The problem ->
In the data that follows, count the lines in which the word "identicon" occurs, and report that figure alone.

[Listed entries]

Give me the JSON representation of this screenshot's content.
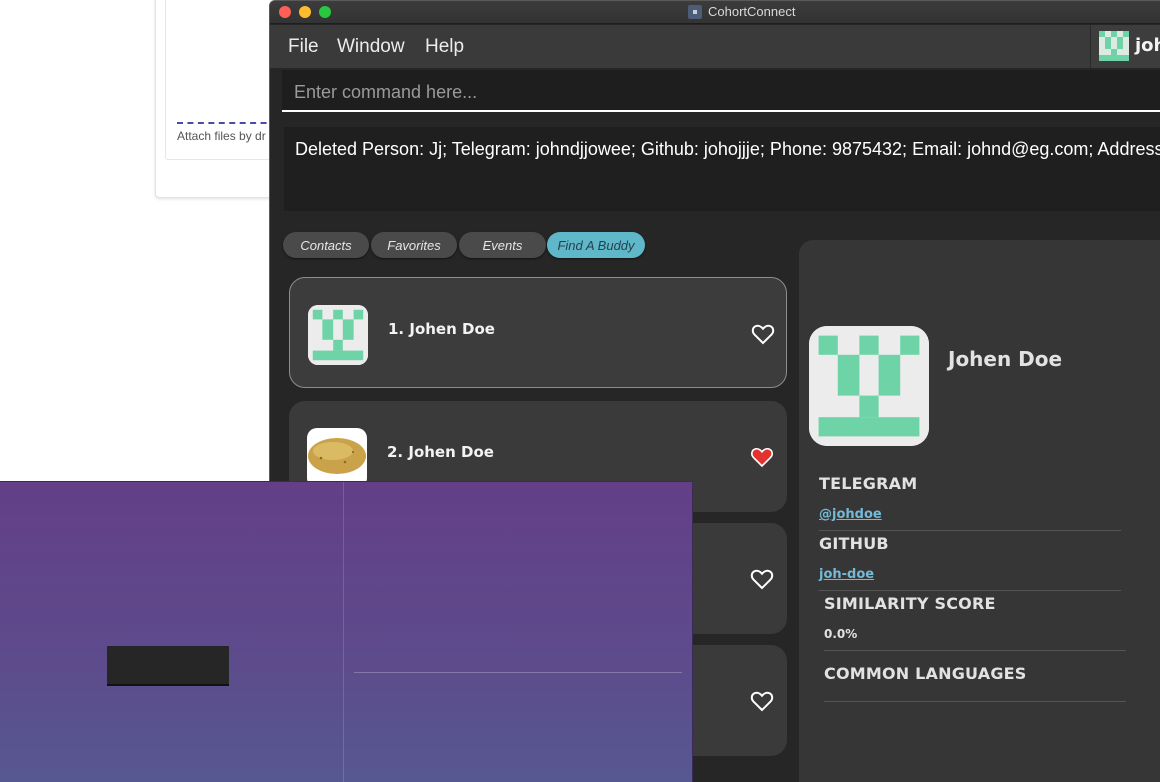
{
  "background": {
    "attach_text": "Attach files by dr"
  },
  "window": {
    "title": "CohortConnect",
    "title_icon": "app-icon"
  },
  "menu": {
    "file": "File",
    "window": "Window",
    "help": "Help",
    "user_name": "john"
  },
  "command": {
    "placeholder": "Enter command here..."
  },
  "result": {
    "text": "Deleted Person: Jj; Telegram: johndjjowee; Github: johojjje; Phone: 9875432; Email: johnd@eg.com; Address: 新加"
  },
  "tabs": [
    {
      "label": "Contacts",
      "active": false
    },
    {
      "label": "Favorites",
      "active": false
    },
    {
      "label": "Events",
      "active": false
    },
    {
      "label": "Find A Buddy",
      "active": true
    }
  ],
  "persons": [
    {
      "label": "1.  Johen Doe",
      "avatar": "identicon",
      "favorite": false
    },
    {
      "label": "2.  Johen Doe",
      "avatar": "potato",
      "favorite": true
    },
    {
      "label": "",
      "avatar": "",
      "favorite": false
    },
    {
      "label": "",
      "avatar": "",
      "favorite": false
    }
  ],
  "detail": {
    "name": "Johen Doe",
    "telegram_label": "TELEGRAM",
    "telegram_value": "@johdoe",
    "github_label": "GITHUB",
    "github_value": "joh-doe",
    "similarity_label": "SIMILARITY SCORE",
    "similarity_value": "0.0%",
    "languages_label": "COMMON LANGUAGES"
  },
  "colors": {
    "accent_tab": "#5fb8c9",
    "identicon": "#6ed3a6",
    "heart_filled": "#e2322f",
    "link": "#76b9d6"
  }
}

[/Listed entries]

Your solution ->
2